Alleged national fraud ring busted: let’s do the math!

This item appeared in today’s edition of the NWI Times.

If you don’t want to read the whole thing, here’s a summary: four people from Indianapolis were arrested for allegedly running a fraud ring in which involved adding themselves to other people’s financial accounts. Four others (two from Northwest Indiana) are also named in the case.

They are alleged to have taken around $200,000 over the course of three years. The first thing I thought when I saw that number was, “Isn’t that an awfully small amount?”

Assuming the facts are as stated in the article, and that all eight people are guilty (which has not been proven yet, I know—this is a purely educational discussion), let’s do the math:

$200,000 divided by eight people equals $25,000 for each person. That, divided by the three years, equals $8,333.33 each per year.

That’s not exactly a major haul, is it?

Think about it:

$8,333.33 divided by 52 weeks per year equals $160.26 per week. Divide that by the current minimum wage of $7.25 per hour, and these people would have had to work just over 22 hours per week at minimum wage to match their income from this fraud scheme.

In other words, they could have worked a drive-through window for less than 4½ hours a day (assuming a five-day week) and come out ahead, with the added advantage of not having to serve jail time for doing it.

I wonder how hard they worked to create and maintain this scheme. I’ll bet it involved a lot more sweat than handing sacks of burgers to people in cars would have, though.

Again, we have a justice system in this country, so these people could all be completely innocent. I just thought the math was kind of interesting.

The Fraud Prevention Unit in print

It’s official: I’m making the leap from blogging to print media. The Chronicle, a weekly newspaper serving Portage, Valparaiso, Chesterton and Hobart, has picked me up for a monthly column on the topic of fraud prevention.

The column will run on the fourth Wednesday of each month, and will feature the same kinds of material I cover here, albeit in a more formal style (alas, the print medium comes with a word limit and established stylistic traditions…no room for the usual tangents and obscure references).

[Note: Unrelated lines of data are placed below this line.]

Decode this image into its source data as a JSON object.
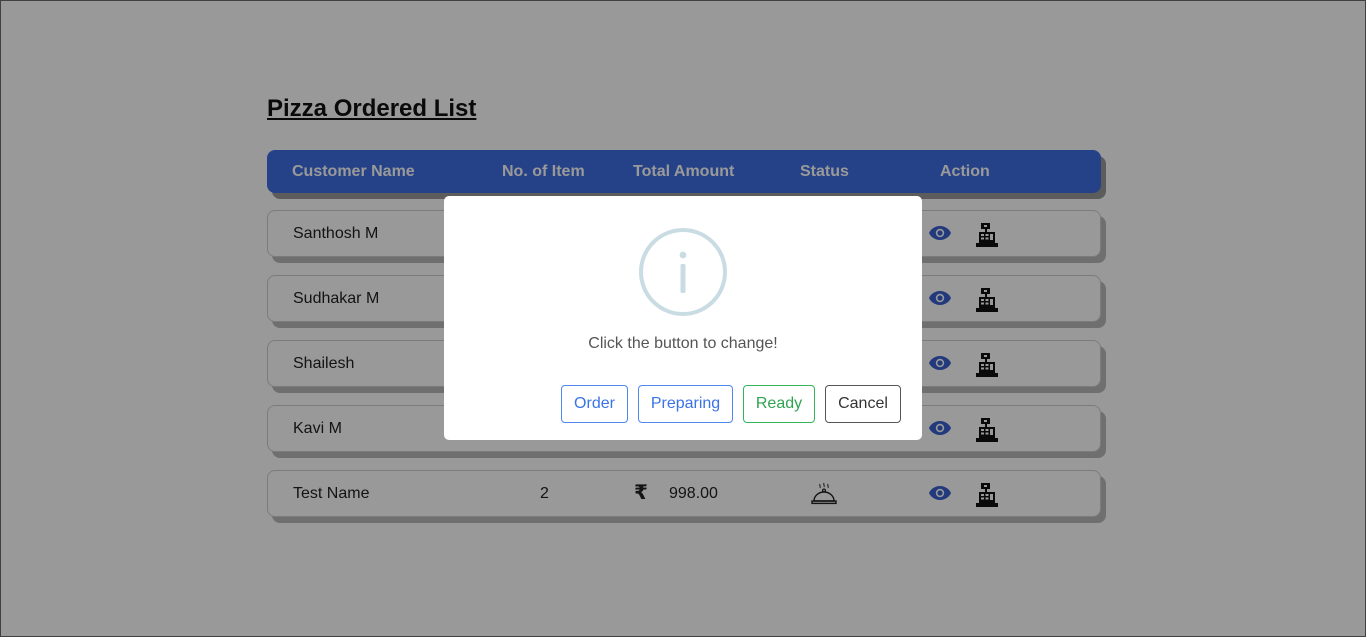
{
  "page": {
    "title": "Pizza Ordered List"
  },
  "table": {
    "headers": [
      "Customer Name",
      "No. of Item",
      "Total Amount",
      "Status",
      "Action"
    ],
    "rows": [
      {
        "customer": "Santhosh M",
        "items": "",
        "amount": ""
      },
      {
        "customer": "Sudhakar M",
        "items": "",
        "amount": ""
      },
      {
        "customer": "Shailesh",
        "items": "",
        "amount": ""
      },
      {
        "customer": "Kavi M",
        "items": "",
        "amount": ""
      },
      {
        "customer": "Test Name",
        "items": "2",
        "amount": "998.00",
        "currency_symbol": "₹",
        "status_icon": "serving-cloche-icon"
      }
    ],
    "action_icons": [
      "eye-icon",
      "cash-register-icon"
    ]
  },
  "modal": {
    "icon": "info-icon",
    "message": "Click the button to change!",
    "buttons": {
      "order": "Order",
      "preparing": "Preparing",
      "ready": "Ready",
      "cancel": "Cancel"
    }
  },
  "colors": {
    "header_bg": "#3f6fe3",
    "action_icon": "#3a5fcf",
    "order_btn": "#3a73e6",
    "ready_btn": "#2fa350",
    "info_icon": "#c9dbe3"
  }
}
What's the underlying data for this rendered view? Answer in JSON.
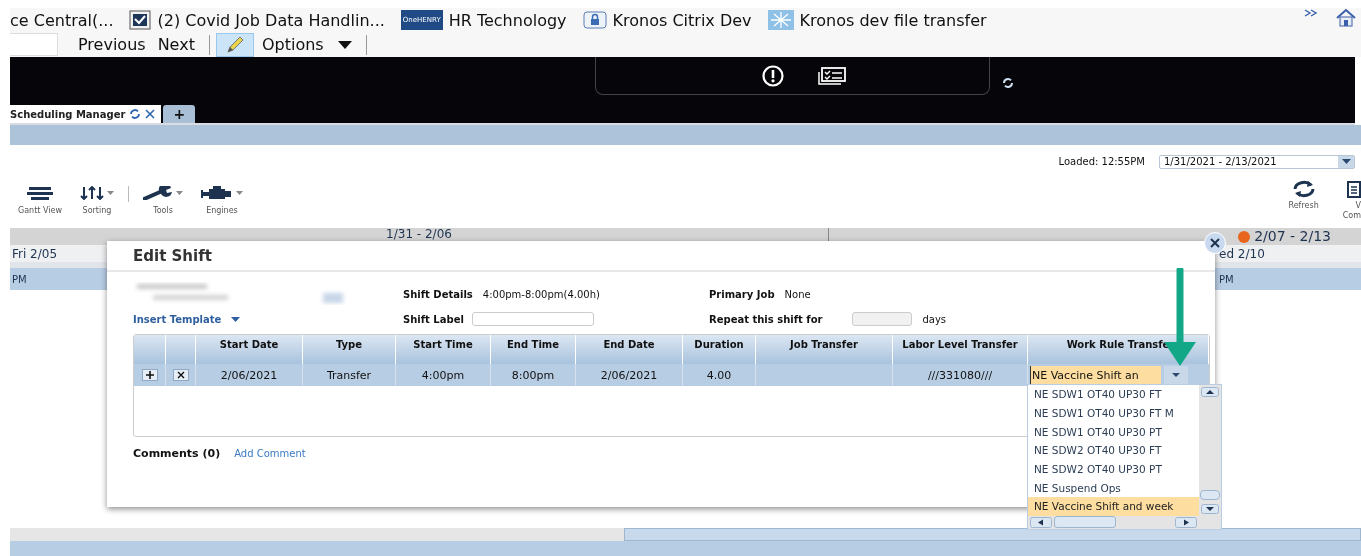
{
  "bookmarks": [
    {
      "label": "ce Central(...",
      "kind": "none"
    },
    {
      "label": "(2) Covid Job Data Handlin...",
      "kind": "mail"
    },
    {
      "label": "HR Technology",
      "kind": "logo",
      "logo_text": "OneHENRY"
    },
    {
      "label": "Kronos Citrix Dev",
      "kind": "lock"
    },
    {
      "label": "Kronos dev file transfer",
      "kind": "sparkle"
    }
  ],
  "nav": {
    "buttons": [
      "Previous",
      "Next"
    ],
    "edit_selected": true,
    "options": "Options"
  },
  "tabs": [
    {
      "label": "Scheduling Manager",
      "selected": true,
      "kind": "page"
    },
    {
      "label": "+",
      "selected": false,
      "kind": "add"
    }
  ],
  "loaded": "Loaded: 12:55PM",
  "date_range": "1/31/2021 - 2/13/2021",
  "tools": [
    {
      "label": "Gantt View",
      "kind": "gantt",
      "menu": false
    },
    {
      "label": "Sorting",
      "kind": "sort",
      "menu": true
    },
    {
      "label": "Tools",
      "kind": "wrench",
      "menu": true
    },
    {
      "label": "Engines",
      "kind": "engine",
      "menu": true
    }
  ],
  "right_tools": [
    {
      "lines": [
        "Refresh"
      ],
      "kind": "refresh"
    },
    {
      "lines": [
        "V",
        "Com"
      ],
      "kind": "clipboard"
    }
  ],
  "weeks": [
    {
      "label": "1/31 - 2/06",
      "alert": false
    },
    {
      "label": "2/07 - 2/13",
      "alert": true
    }
  ],
  "days": [
    "Fri 2/05",
    "ed 2/10"
  ],
  "time_cells": [
    "PM",
    "PM"
  ],
  "dialog": {
    "title": "Edit Shift",
    "shift_details_label": "Shift Details",
    "shift_details": "4:00pm-8:00pm(4.00h)",
    "primary_job_label": "Primary Job",
    "primary_job": "None",
    "insert_template": "Insert Template",
    "shift_label_label": "Shift Label",
    "repeat_label": "Repeat this shift for",
    "repeat_unit": "days",
    "columns": [
      {
        "label": "Start Date",
        "kind": "text"
      },
      {
        "label": "Type",
        "kind": "text"
      },
      {
        "label": "Start Time",
        "kind": "text"
      },
      {
        "label": "End Time",
        "kind": "text"
      },
      {
        "label": "End Date",
        "kind": "text"
      },
      {
        "label": "Duration",
        "kind": "text"
      },
      {
        "label": "Job Transfer",
        "kind": "text"
      },
      {
        "label": "Labor Level Transfer",
        "kind": "text"
      },
      {
        "label": "Work Rule Transfe",
        "kind": "dropdown"
      }
    ],
    "rows": [
      {
        "cells": [
          "2/06/2021",
          "Transfer",
          "4:00pm",
          "8:00pm",
          "2/06/2021",
          "4.00",
          null,
          "///331080///",
          "NE Vaccine Shift an"
        ]
      }
    ],
    "comments_label": "Comments (0)",
    "add_comment": "Add Comment"
  },
  "dropdown": {
    "options": [
      {
        "label": "NE SDW1 OT40 UP30 FT",
        "selected": false
      },
      {
        "label": "NE SDW1 OT40 UP30 FT M",
        "selected": false
      },
      {
        "label": "NE SDW1 OT40 UP30 PT",
        "selected": false
      },
      {
        "label": "NE SDW2 OT40 UP30 FT",
        "selected": false
      },
      {
        "label": "NE SDW2 OT40 UP30 PT",
        "selected": false
      },
      {
        "label": "NE Suspend Ops",
        "selected": false
      },
      {
        "label": "NE Vaccine Shift and week",
        "selected": true
      }
    ]
  }
}
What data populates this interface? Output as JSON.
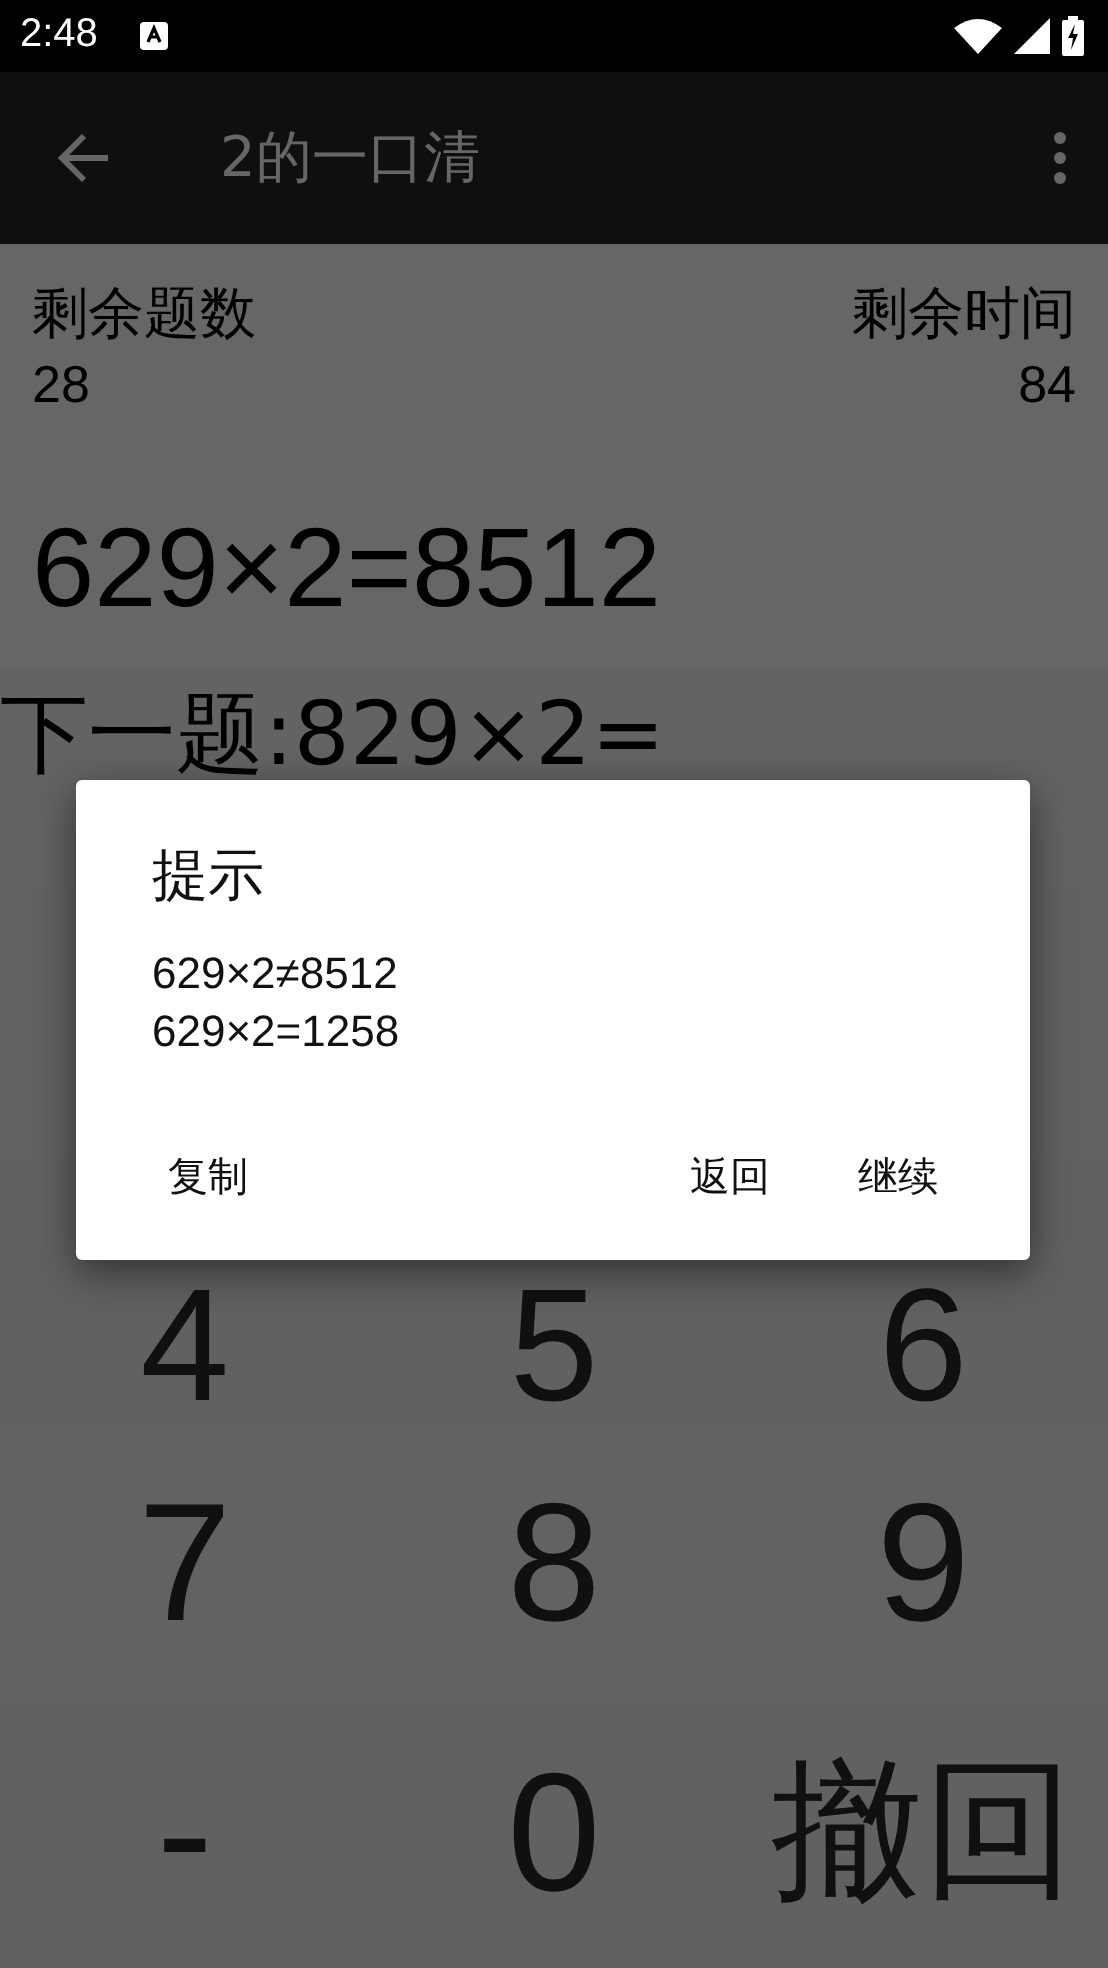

The first one goes out tomorrow (July 28, 2010). Be sure to check it out.